Provided material:
--- START ---

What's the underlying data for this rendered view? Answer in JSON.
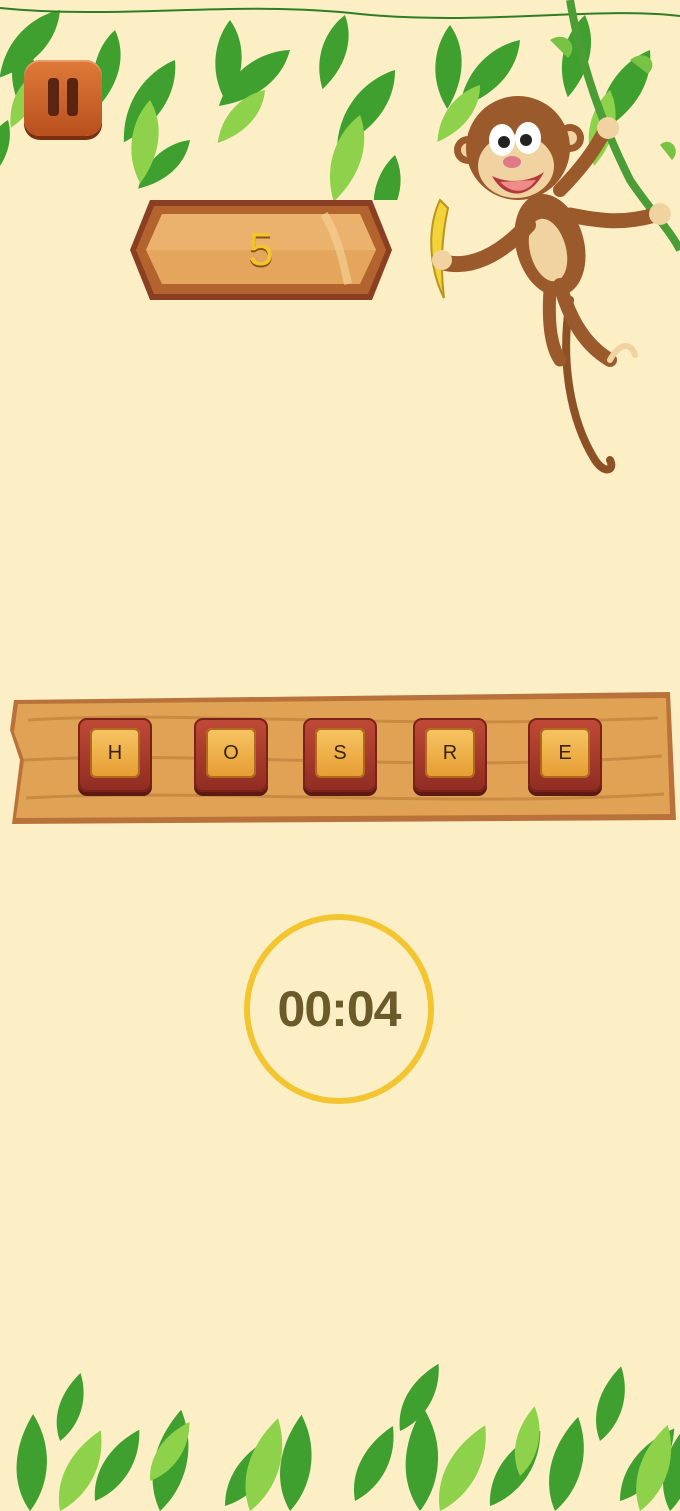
{
  "score": {
    "value": "5"
  },
  "word": {
    "letters": [
      "H",
      "O",
      "S",
      "R",
      "E"
    ]
  },
  "timer": {
    "display": "00:04"
  },
  "pause": {
    "icon": "pause-icon"
  },
  "colors": {
    "background": "#fcefc6",
    "leaf_dark": "#3ea22f",
    "leaf_light": "#8fd14a",
    "wood": "#d9994c",
    "tile_frame": "#a23a2c",
    "tile_face": "#f0b54a",
    "score_digit": "#f2c42e",
    "timer_ring": "#f2c531",
    "timer_text": "#6b5a2a"
  }
}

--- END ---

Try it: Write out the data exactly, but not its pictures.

Task output:
What's the underlying data for this rendered view? Answer in JSON.
{
  "score": {
    "value": "5"
  },
  "word": {
    "letters": [
      "H",
      "O",
      "S",
      "R",
      "E"
    ]
  },
  "timer": {
    "display": "00:04"
  },
  "pause": {
    "icon": "pause-icon"
  },
  "colors": {
    "background": "#fcefc6",
    "leaf_dark": "#3ea22f",
    "leaf_light": "#8fd14a",
    "wood": "#d9994c",
    "tile_frame": "#a23a2c",
    "tile_face": "#f0b54a",
    "score_digit": "#f2c42e",
    "timer_ring": "#f2c531",
    "timer_text": "#6b5a2a"
  }
}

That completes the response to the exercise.